[Items from an interface collection]
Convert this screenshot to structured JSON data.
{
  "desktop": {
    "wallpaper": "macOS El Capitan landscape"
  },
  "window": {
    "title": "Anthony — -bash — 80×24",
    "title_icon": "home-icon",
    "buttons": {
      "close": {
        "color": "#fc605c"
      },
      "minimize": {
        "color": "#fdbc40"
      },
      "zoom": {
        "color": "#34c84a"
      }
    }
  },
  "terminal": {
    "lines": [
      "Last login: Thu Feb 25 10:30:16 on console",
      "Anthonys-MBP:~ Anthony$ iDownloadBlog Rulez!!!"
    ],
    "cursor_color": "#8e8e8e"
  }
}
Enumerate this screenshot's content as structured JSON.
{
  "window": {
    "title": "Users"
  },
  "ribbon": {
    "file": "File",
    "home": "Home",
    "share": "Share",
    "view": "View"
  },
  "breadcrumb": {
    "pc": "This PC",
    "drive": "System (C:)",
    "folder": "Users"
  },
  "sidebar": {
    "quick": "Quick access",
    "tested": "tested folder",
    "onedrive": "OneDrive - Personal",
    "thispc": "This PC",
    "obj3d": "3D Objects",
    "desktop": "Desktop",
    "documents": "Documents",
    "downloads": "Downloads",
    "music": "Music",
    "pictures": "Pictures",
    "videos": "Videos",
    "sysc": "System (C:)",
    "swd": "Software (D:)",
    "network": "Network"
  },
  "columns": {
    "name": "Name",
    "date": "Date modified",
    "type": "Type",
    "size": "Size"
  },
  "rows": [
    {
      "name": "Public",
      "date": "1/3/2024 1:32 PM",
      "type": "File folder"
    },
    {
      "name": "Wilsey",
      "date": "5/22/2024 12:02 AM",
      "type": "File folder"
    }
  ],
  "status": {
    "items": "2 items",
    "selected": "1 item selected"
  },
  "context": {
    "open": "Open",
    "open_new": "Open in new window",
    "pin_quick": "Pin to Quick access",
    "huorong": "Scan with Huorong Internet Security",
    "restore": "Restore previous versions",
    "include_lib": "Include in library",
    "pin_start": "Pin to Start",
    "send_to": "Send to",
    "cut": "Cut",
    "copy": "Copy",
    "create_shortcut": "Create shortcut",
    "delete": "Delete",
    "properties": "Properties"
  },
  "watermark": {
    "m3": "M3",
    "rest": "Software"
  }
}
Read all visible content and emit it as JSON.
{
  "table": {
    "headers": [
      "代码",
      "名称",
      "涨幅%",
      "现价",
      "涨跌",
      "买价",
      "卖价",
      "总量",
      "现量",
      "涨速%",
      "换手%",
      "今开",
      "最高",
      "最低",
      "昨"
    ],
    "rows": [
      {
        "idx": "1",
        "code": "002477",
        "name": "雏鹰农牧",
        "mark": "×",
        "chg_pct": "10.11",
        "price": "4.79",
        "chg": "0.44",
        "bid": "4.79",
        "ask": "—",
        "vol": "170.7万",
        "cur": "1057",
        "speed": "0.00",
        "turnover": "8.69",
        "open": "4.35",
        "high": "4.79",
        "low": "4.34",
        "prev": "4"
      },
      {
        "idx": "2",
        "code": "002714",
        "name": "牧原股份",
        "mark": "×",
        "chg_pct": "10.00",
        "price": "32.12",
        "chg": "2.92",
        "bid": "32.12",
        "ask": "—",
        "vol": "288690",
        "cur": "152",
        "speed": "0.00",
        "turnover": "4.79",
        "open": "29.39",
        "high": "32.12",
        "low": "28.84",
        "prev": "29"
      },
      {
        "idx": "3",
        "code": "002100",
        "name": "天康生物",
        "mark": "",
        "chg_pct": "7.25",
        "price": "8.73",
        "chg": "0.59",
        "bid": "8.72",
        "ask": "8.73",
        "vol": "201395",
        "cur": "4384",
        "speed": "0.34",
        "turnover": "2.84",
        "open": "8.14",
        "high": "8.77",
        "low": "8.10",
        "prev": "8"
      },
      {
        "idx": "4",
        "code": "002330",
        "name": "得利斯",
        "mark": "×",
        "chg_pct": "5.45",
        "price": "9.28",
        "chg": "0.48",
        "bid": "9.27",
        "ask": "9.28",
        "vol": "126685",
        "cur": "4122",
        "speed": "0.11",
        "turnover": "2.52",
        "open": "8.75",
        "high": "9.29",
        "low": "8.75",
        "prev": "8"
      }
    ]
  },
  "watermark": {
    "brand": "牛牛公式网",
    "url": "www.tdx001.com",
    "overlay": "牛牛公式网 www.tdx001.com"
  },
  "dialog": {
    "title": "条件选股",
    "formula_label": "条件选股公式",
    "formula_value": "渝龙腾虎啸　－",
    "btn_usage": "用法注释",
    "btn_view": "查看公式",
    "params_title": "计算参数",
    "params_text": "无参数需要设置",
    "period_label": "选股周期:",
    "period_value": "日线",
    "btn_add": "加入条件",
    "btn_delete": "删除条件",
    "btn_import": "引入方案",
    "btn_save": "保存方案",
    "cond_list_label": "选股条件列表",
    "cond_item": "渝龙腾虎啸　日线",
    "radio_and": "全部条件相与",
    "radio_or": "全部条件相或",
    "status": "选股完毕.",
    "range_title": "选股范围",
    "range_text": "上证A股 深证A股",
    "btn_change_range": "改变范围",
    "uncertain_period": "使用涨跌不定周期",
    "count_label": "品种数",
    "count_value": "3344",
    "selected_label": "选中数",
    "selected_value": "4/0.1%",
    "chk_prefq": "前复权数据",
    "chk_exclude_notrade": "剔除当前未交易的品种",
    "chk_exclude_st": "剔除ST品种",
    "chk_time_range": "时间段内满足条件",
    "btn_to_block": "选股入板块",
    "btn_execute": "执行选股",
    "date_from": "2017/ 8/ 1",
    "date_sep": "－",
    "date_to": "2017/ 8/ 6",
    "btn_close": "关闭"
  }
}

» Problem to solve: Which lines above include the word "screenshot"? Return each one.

» Answer to this task:
Convert this screenshot to structured JSON data.
Enumerate this screenshot's content as structured JSON.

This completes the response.